• _What is required_:
Copy every record below exactly as it stands.

Dataset rows for apps and sites
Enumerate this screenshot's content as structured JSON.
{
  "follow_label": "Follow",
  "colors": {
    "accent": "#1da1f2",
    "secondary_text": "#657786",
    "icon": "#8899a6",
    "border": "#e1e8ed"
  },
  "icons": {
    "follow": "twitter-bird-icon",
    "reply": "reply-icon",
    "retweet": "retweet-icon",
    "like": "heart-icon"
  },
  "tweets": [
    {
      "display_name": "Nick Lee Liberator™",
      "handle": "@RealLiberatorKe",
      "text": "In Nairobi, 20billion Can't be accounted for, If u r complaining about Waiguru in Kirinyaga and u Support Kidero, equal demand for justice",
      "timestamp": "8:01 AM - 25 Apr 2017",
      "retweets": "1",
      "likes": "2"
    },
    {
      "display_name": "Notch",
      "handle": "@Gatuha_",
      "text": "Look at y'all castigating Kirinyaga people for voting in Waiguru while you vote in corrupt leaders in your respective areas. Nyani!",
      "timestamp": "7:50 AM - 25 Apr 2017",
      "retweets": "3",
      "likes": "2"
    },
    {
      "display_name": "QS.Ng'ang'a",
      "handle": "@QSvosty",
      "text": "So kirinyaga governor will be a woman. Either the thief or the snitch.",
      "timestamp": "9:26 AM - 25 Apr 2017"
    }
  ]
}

• _Written reply_:
Enumerate this screenshot's content as structured JSON.
{
  "follow_label": "Follow",
  "colors": {
    "accent": "#1da1f2",
    "secondary_text": "#657786",
    "icon": "#8899a6",
    "border": "#e1e8ed"
  },
  "icons": {
    "follow": "twitter-bird-icon",
    "reply": "reply-icon",
    "retweet": "retweet-icon",
    "like": "heart-icon"
  },
  "tweets": [
    {
      "display_name": "Nick Lee Liberator™",
      "handle": "@RealLiberatorKe",
      "text": "In Nairobi, 20billion Can't be accounted for, If u r complaining about Waiguru in Kirinyaga and u Support Kidero, equal demand for justice",
      "timestamp": "8:01 AM - 25 Apr 2017",
      "retweets": "1",
      "likes": "2"
    },
    {
      "display_name": "Notch",
      "handle": "@Gatuha_",
      "text": "Look at y'all castigating Kirinyaga people for voting in Waiguru while you vote in corrupt leaders in your respective areas. Nyani!",
      "timestamp": "7:50 AM - 25 Apr 2017",
      "retweets": "3",
      "likes": "2"
    },
    {
      "display_name": "QS.Ng'ang'a",
      "handle": "@QSvosty",
      "text": "So kirinyaga governor will be a woman. Either the thief or the snitch.",
      "timestamp": "9:26 AM - 25 Apr 2017"
    }
  ]
}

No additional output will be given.